Start of Block

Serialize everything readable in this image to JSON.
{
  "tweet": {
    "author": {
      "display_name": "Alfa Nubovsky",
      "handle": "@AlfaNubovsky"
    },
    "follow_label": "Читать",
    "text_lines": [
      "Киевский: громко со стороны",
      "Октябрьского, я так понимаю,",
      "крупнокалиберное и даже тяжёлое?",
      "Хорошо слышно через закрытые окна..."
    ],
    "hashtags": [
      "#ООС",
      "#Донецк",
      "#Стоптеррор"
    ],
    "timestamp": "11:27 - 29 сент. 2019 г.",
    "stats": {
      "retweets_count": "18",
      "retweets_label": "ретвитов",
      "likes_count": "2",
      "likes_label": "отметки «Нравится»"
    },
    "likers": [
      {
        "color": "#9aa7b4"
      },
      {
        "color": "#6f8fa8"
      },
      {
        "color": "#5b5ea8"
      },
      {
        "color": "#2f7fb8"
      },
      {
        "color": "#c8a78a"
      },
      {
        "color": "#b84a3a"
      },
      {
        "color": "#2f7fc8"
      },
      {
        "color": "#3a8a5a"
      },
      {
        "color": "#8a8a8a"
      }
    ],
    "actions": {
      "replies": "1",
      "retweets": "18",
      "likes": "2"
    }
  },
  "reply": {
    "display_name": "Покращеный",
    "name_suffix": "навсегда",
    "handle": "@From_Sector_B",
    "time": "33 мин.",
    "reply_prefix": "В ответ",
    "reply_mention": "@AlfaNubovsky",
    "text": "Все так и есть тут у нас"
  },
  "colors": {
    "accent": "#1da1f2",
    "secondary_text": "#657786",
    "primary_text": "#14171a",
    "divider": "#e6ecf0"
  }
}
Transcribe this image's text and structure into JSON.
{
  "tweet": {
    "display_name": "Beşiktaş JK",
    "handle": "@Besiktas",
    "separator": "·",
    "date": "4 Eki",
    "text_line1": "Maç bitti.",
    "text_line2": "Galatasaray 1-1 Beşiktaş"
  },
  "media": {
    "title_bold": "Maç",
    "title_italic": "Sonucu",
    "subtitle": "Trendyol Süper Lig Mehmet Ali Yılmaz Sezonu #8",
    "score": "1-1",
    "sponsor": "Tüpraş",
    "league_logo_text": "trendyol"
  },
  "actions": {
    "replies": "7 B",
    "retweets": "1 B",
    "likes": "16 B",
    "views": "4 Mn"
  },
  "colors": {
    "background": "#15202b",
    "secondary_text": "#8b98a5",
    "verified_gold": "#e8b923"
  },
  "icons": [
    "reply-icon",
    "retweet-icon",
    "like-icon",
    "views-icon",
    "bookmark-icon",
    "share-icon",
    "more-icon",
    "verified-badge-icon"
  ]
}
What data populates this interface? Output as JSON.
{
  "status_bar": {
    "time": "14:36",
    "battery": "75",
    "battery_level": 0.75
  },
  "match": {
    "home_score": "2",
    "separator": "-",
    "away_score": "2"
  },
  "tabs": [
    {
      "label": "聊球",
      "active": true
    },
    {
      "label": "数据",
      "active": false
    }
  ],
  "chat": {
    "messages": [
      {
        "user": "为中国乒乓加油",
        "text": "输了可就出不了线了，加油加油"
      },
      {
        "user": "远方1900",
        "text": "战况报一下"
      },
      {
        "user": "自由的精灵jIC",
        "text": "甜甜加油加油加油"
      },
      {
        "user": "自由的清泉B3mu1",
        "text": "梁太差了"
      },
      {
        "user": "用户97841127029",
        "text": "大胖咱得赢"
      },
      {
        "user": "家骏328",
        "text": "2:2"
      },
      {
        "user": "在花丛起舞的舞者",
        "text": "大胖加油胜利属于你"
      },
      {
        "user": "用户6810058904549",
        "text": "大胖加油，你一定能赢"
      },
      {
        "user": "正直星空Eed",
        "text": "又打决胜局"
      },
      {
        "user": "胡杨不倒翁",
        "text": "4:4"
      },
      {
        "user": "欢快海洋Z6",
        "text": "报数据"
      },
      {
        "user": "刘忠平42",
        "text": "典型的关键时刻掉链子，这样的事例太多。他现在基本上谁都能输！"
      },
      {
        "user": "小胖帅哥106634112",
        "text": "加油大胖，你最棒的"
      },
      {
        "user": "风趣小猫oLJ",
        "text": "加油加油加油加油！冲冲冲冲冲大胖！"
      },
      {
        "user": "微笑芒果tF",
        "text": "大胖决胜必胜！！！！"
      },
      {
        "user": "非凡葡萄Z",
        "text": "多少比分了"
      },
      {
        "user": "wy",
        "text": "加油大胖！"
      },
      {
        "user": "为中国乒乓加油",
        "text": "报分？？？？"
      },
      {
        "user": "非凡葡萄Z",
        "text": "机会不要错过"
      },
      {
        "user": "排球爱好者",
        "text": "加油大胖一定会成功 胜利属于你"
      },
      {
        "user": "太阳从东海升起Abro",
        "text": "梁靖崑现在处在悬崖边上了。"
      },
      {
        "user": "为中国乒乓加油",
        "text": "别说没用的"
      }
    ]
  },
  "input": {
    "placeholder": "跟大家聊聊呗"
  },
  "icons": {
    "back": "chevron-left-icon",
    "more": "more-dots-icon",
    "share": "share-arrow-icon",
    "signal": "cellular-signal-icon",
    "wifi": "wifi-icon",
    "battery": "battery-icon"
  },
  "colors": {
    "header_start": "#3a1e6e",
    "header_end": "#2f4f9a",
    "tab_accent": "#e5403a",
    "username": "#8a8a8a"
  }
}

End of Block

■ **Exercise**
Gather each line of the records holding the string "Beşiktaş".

■ **Answer to this problem**
    "display_name": "Beşiktaş JK",
    "text_line2": "Galatasaray 1-1 Beşiktaş"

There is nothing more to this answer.